--- Required work ---
Review the listing and copy each line that holds the word "Поиск".

****************************************

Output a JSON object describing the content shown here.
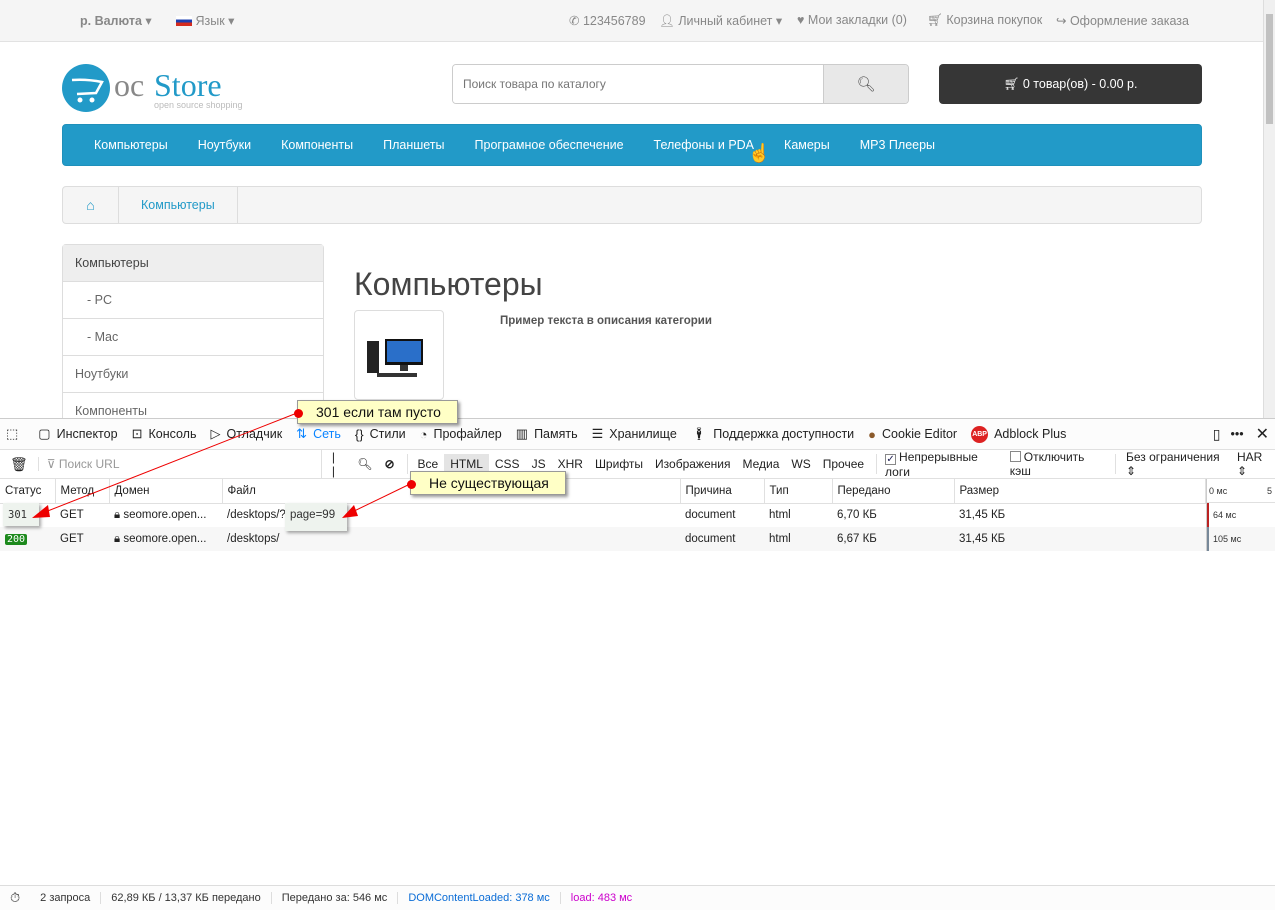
{
  "topbar": {
    "currency": "р. Валюта",
    "language": "Язык",
    "phone": "123456789",
    "account": "Личный кабинет",
    "wishlist": "Мои закладки (0)",
    "cart": "Корзина покупок",
    "checkout": "Оформление заказа"
  },
  "logo": {
    "text_oc": "oc",
    "text_store": "Store",
    "tagline": "open source shopping"
  },
  "search": {
    "placeholder": "Поиск товара по каталогу"
  },
  "cart_button": "0 товар(ов) - 0.00 р.",
  "menu": [
    "Компьютеры",
    "Ноутбуки",
    "Компоненты",
    "Планшеты",
    "Програмное обеспечение",
    "Телефоны и PDA",
    "Камеры",
    "MP3 Плееры"
  ],
  "breadcrumb": {
    "item": "Компьютеры"
  },
  "sidebar": [
    "Компьютеры",
    "- PC",
    "- Mac",
    "Ноутбуки",
    "Компоненты"
  ],
  "category": {
    "title": "Компьютеры",
    "description": "Пример текста в описания категории"
  },
  "devtools": {
    "tools": [
      "Инспектор",
      "Консоль",
      "Отладчик",
      "Сеть",
      "Стили",
      "Профайлер",
      "Память",
      "Хранилище",
      "Поддержка доступности",
      "Cookie Editor",
      "Adblock Plus"
    ],
    "filter_placeholder": "Поиск URL",
    "filters": [
      "Все",
      "HTML",
      "CSS",
      "JS",
      "XHR",
      "Шрифты",
      "Изображения",
      "Медиа",
      "WS",
      "Прочее"
    ],
    "persist_logs": "Непрерывные логи",
    "disable_cache": "Отключить кэш",
    "throttle": "Без ограничения ⇕",
    "har": "HAR ⇕",
    "columns": [
      "Статус",
      "Метод",
      "Домен",
      "Файл",
      "Причина",
      "Тип",
      "Передано",
      "Размер"
    ],
    "timeline_labels": [
      "0 мс",
      "5"
    ],
    "rows": [
      {
        "status": "301",
        "method": "GET",
        "domain": "seomore.open...",
        "file": "/desktops/?page=99",
        "cause": "document",
        "type": "html",
        "transferred": "6,70 КБ",
        "size": "31,45 КБ",
        "time": "64 мс"
      },
      {
        "status": "200",
        "method": "GET",
        "domain": "seomore.open...",
        "file": "/desktops/",
        "cause": "document",
        "type": "html",
        "transferred": "6,67 КБ",
        "size": "31,45 КБ",
        "time": "105 мс"
      }
    ],
    "statusbar": {
      "requests": "2 запроса",
      "size": "62,89 КБ / 13,37 КБ передано",
      "finish": "Передано за: 546 мс",
      "dcl": "DOMContentLoaded: 378 мс",
      "load": "load: 483 мс"
    }
  },
  "annotations": {
    "note1": "301 если там пусто",
    "note2": "Не существующая"
  }
}
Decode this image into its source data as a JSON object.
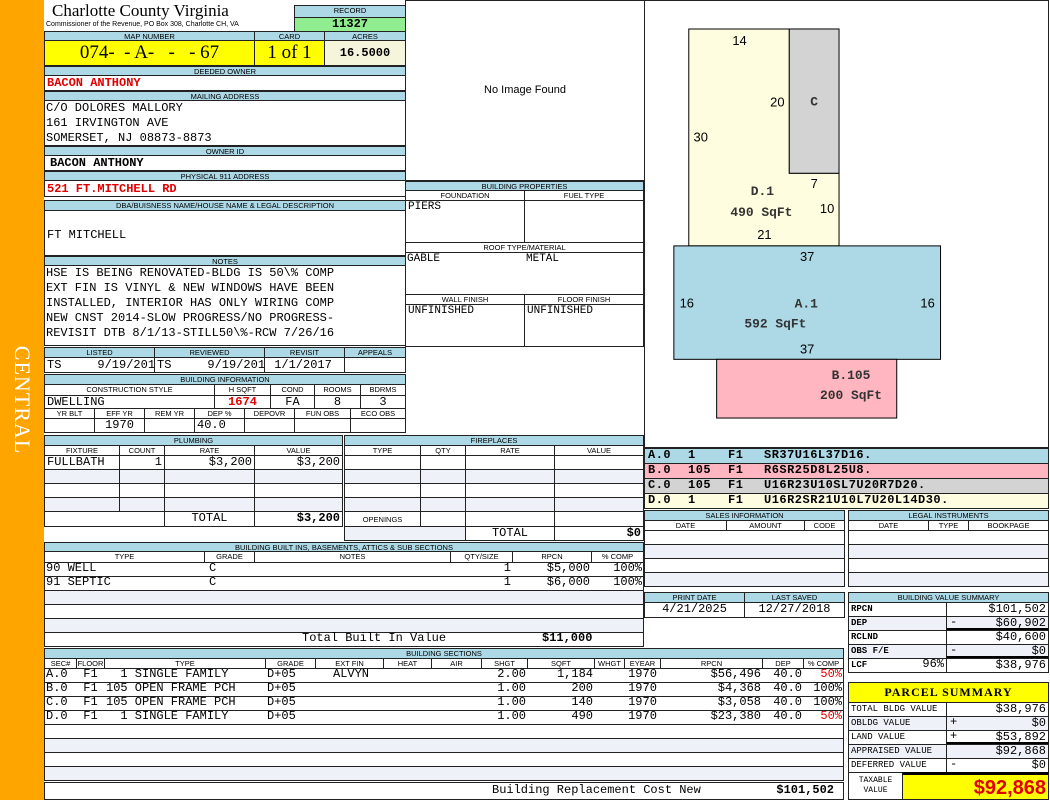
{
  "sidebar_label": "CENTRAL",
  "header": {
    "county": "Charlotte County Virginia",
    "subtitle": "Commissioner of the Revenue, PO Box 308, Charlotte CH, VA",
    "record_label": "RECORD",
    "record": "11327"
  },
  "parcel": {
    "map_number_label": "MAP NUMBER",
    "map_number": "074-  - A-   -   - 67",
    "card_label": "CARD",
    "card": "1 of 1",
    "acres_label": "ACRES",
    "acres": "16.5000"
  },
  "owner": {
    "deeded_label": "DEEDED OWNER",
    "deeded": "BACON ANTHONY",
    "mailing_label": "MAILING ADDRESS",
    "mailing": [
      "C/O DOLORES MALLORY",
      "161 IRVINGTON AVE",
      "SOMERSET, NJ 08873-8873"
    ],
    "owner_id_label": "OWNER ID",
    "owner_id": "BACON ANTHONY",
    "physical_label": "PHYSICAL 911 ADDRESS",
    "physical": "521 FT.MITCHELL RD"
  },
  "dba": {
    "label": "DBA/BUISNESS NAME/HOUSE NAME & LEGAL DESCRIPTION",
    "value": "FT MITCHELL"
  },
  "notes": {
    "label": "NOTES",
    "lines": [
      "HSE IS BEING RENOVATED-BLDG IS 50\\% COMP",
      "EXT FIN IS VINYL & NEW WINDOWS HAVE BEEN",
      "INSTALLED, INTERIOR HAS ONLY WIRING COMP",
      "NEW CNST 2014-SLOW PROGRESS/NO PROGRESS-",
      "REVISIT DTB 8/1/13-STILL50\\%-RCW 7/26/16"
    ]
  },
  "review": {
    "headers": [
      "LISTED",
      "REVIEWED",
      "REVISIT",
      "APPEALS"
    ],
    "values": [
      "TS     9/19/2018",
      "TS     9/19/2018",
      " 1/1/2017",
      ""
    ]
  },
  "building_info": {
    "label": "BUILDING INFORMATION",
    "headers1": [
      "CONSTRUCTION STYLE",
      "H SQFT",
      "COND",
      "ROOMS",
      "BDRMS"
    ],
    "values1": [
      "DWELLING",
      "1674",
      "FA",
      "8",
      "3"
    ],
    "headers2": [
      "YR BLT",
      "EFF YR",
      "REM YR",
      "DEP %",
      "DEPOVR",
      "FUN OBS",
      "ECO OBS"
    ],
    "values2": [
      "",
      "1970",
      "",
      "40.0",
      "",
      "",
      ""
    ]
  },
  "image": {
    "placeholder": "No Image Found"
  },
  "building_properties": {
    "label": "BUILDING PROPERTIES",
    "foundation_label": "FOUNDATION",
    "foundation": "PIERS",
    "fuel_label": "FUEL TYPE",
    "fuel": "",
    "roof_label": "ROOF TYPE/MATERIAL",
    "roof_type": "GABLE",
    "roof_material": "METAL",
    "wall_label": "WALL FINISH",
    "wall": "UNFINISHED",
    "floor_label": "FLOOR FINISH",
    "floor": "UNFINISHED"
  },
  "plumbing": {
    "label": "PLUMBING",
    "headers": [
      "FIXTURE",
      "COUNT",
      "RATE",
      "VALUE"
    ],
    "rows": [
      [
        "FULLBATH",
        "1",
        "$3,200",
        "$3,200"
      ],
      [
        "",
        "",
        "",
        ""
      ],
      [
        "",
        "",
        "",
        ""
      ],
      [
        "",
        "",
        "",
        ""
      ]
    ],
    "total_label": "TOTAL",
    "total": "$3,200"
  },
  "fireplaces": {
    "label": "FIREPLACES",
    "headers": [
      "TYPE",
      "QTY",
      "RATE",
      "VALUE"
    ],
    "rows": [
      [
        "",
        "",
        "",
        ""
      ],
      [
        "",
        "",
        "",
        ""
      ],
      [
        "",
        "",
        "",
        ""
      ],
      [
        "",
        "",
        "",
        ""
      ]
    ],
    "openings_label": "OPENINGS",
    "total_label": "TOTAL",
    "total": "$0"
  },
  "built_ins": {
    "label": "BUILDING BUILT INS, BASEMENTS, ATTICS & SUB SECTIONS",
    "headers": [
      "TYPE",
      "GRADE",
      "NOTES",
      "QTY/SIZE",
      "RPCN",
      "% COMP"
    ],
    "rows": [
      [
        "90 WELL",
        "C",
        "",
        "1",
        "$5,000",
        "100%"
      ],
      [
        "91 SEPTIC",
        "C",
        "",
        "1",
        "$6,000",
        "100%"
      ],
      [
        "",
        "",
        "",
        "",
        "",
        ""
      ],
      [
        "",
        "",
        "",
        "",
        "",
        ""
      ],
      [
        "",
        "",
        "",
        "",
        "",
        ""
      ]
    ],
    "total_label": "Total Built In Value",
    "total": "$11,000"
  },
  "sections": {
    "label": "BUILDING SECTIONS",
    "headers": [
      "SEC#",
      "FLOOR",
      "TYPE",
      "GRADE",
      "EXT FIN",
      "HEAT",
      "AIR",
      "SHGT",
      "SQFT",
      "WHGT",
      "EYEAR",
      "RPCN",
      "DEP",
      "% COMP"
    ],
    "rows": [
      [
        "A.0",
        "F1",
        "  1 SINGLE FAMILY",
        "D+05",
        "ALVYN",
        "",
        "",
        "2.00",
        "1,184",
        "",
        "1970",
        "$56,496",
        "40.0",
        "50%"
      ],
      [
        "B.0",
        "F1",
        "105 OPEN FRAME PCH",
        "D+05",
        "",
        "",
        "",
        "1.00",
        "200",
        "",
        "1970",
        "$4,368",
        "40.0",
        "100%"
      ],
      [
        "C.0",
        "F1",
        "105 OPEN FRAME PCH",
        "D+05",
        "",
        "",
        "",
        "1.00",
        "140",
        "",
        "1970",
        "$3,058",
        "40.0",
        "100%"
      ],
      [
        "D.0",
        "F1",
        "  1 SINGLE FAMILY",
        "D+05",
        "",
        "",
        "",
        "1.00",
        "490",
        "",
        "1970",
        "$23,380",
        "40.0",
        "50%"
      ],
      [
        "",
        "",
        "",
        "",
        "",
        "",
        "",
        "",
        "",
        "",
        "",
        "",
        "",
        ""
      ],
      [
        "",
        "",
        "",
        "",
        "",
        "",
        "",
        "",
        "",
        "",
        "",
        "",
        "",
        ""
      ],
      [
        "",
        "",
        "",
        "",
        "",
        "",
        "",
        "",
        "",
        "",
        "",
        "",
        "",
        ""
      ],
      [
        "",
        "",
        "",
        "",
        "",
        "",
        "",
        "",
        "",
        "",
        "",
        "",
        "",
        ""
      ]
    ],
    "total_label": "Building Replacement Cost New",
    "total": "$101,502"
  },
  "sketch": {
    "areas": [
      {
        "label": "A.1",
        "sqft": "592 SqFt",
        "color": "#add8e6"
      },
      {
        "label": "B.105",
        "sqft": "200 SqFt",
        "color": "#ffb6c1"
      },
      {
        "label": "C",
        "sqft": "",
        "color": "#d3d3d3"
      },
      {
        "label": "D.1",
        "sqft": "490 SqFt",
        "color": "#fffde0"
      }
    ],
    "dims": [
      "14",
      "20",
      "30",
      "7",
      "10",
      "21",
      "37",
      "16",
      "16",
      "37"
    ]
  },
  "sketch_codes": [
    [
      "A.0",
      "1",
      "F1",
      "SR37U16L37D16."
    ],
    [
      "B.0",
      "105",
      "F1",
      "R6SR25D8L25U8."
    ],
    [
      "C.0",
      "105",
      "F1",
      "U16R23U10SL7U20R7D20."
    ],
    [
      "D.0",
      "1",
      "F1",
      "U16R2SR21U10L7U20L14D30."
    ]
  ],
  "sales": {
    "label": "SALES INFORMATION",
    "headers": [
      "DATE",
      "AMOUNT",
      "CODE"
    ]
  },
  "legal": {
    "label": "LEGAL INSTRUMENTS",
    "headers": [
      "DATE",
      "TYPE",
      "BOOKPAGE"
    ]
  },
  "dates": {
    "print_label": "PRINT DATE",
    "print": "4/21/2025",
    "saved_label": "LAST SAVED",
    "saved": "12/27/2018"
  },
  "value_summary": {
    "label": "BUILDING VALUE SUMMARY",
    "rows": [
      [
        "RPCN",
        "",
        "",
        "$101,502"
      ],
      [
        "DEP",
        "",
        "-",
        "$60,902"
      ],
      [
        "RCLND",
        "",
        "",
        "$40,600"
      ],
      [
        "OBS F/E",
        "",
        "-",
        "$0"
      ],
      [
        "LCF",
        "96%",
        "",
        "$38,976"
      ]
    ]
  },
  "parcel_summary": {
    "label": "PARCEL SUMMARY",
    "rows": [
      [
        "TOTAL BLDG VALUE",
        "",
        "$38,976"
      ],
      [
        "OBLDG VALUE",
        "+",
        "$0"
      ],
      [
        "LAND VALUE",
        "+",
        "$53,892"
      ],
      [
        "APPRAISED VALUE",
        "",
        "$92,868"
      ],
      [
        "DEFERRED VALUE",
        "-",
        "$0"
      ]
    ],
    "taxable_label": "TAXABLE\nVALUE",
    "taxable": "$92,868"
  },
  "colors": {
    "sidebar": "#ffa500",
    "header": "#add8e6",
    "record": "#90ee90",
    "highlight": "#ffff00",
    "emphasis": "#e00000"
  }
}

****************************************

--- Exercise answer ---
    "placeholder": "Поиск товара по каталогу"
    "filter_placeholder": "Поиск URL",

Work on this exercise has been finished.